WHAT YOU HAVE TO DO: Look below. Copy each line that has "this" in it.

[Data records for software interfaces]
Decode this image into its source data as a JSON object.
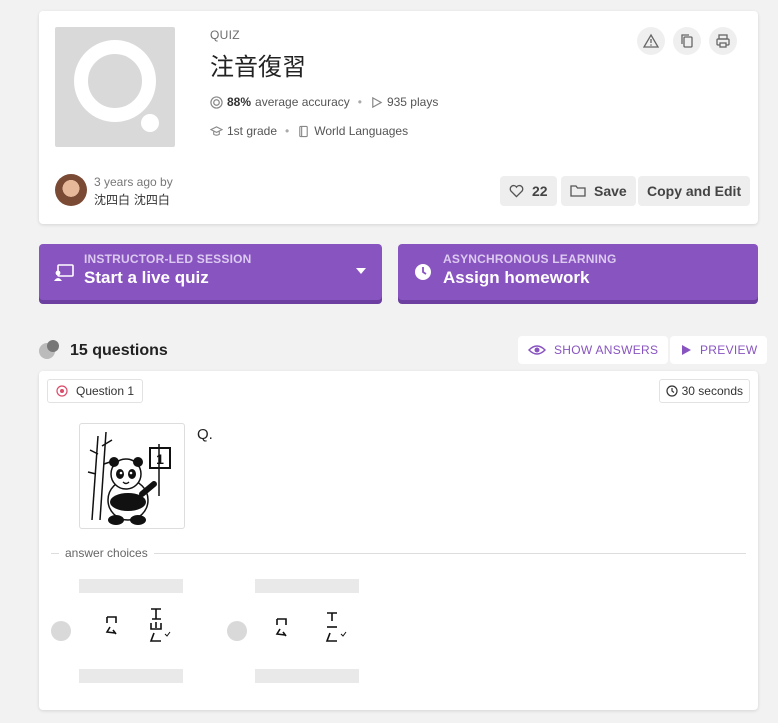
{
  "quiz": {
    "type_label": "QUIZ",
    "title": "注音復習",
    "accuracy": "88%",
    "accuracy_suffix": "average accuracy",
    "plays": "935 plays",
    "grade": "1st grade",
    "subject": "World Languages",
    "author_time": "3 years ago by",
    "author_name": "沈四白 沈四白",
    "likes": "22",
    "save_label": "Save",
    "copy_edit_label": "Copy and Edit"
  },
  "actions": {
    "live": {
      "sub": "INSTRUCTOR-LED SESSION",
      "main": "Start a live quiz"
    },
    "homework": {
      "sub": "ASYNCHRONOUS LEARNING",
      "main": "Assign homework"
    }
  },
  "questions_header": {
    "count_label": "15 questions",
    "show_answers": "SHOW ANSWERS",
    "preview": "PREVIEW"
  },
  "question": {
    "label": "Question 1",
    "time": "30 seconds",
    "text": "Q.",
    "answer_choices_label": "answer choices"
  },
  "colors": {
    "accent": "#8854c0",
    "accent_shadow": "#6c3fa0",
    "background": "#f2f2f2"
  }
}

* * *

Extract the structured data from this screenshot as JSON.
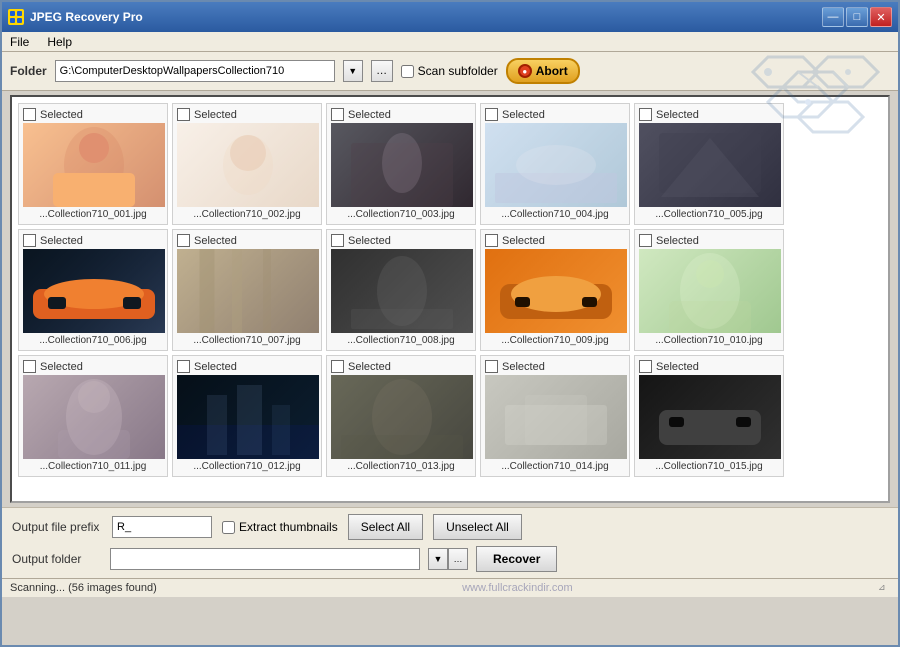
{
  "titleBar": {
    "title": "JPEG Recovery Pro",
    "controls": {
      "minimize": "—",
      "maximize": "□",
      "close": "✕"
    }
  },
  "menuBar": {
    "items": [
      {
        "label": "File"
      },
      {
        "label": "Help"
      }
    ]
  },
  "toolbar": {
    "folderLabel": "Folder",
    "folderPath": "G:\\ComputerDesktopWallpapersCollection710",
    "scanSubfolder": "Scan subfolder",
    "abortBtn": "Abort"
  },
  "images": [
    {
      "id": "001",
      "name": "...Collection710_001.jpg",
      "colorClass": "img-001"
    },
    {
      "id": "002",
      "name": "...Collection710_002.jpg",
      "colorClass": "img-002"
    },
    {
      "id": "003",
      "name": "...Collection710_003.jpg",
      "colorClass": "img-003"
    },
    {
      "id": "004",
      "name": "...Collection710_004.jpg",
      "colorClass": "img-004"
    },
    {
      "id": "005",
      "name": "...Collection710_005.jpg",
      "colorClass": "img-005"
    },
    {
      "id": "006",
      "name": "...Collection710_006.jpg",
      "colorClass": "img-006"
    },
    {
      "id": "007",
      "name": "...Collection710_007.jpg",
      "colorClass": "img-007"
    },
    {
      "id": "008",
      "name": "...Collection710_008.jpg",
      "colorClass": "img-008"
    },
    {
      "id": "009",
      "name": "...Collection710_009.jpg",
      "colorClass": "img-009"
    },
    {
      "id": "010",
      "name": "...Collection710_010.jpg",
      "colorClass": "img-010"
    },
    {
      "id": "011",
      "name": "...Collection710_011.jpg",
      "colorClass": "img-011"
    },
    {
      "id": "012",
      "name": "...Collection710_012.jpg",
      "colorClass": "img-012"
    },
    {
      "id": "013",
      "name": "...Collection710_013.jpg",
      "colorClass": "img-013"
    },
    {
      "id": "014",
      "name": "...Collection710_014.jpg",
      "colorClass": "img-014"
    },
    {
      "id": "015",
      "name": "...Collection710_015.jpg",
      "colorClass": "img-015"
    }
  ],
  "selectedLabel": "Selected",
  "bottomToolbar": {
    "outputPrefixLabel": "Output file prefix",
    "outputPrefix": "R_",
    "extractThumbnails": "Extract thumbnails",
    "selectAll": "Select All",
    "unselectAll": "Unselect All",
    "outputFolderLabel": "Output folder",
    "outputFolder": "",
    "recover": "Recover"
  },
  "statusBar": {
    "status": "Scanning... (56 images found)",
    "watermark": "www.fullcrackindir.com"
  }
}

YOUR SOLUTION:
Decode this image into its source data as a JSON object.
Extract the structured data from this screenshot as JSON.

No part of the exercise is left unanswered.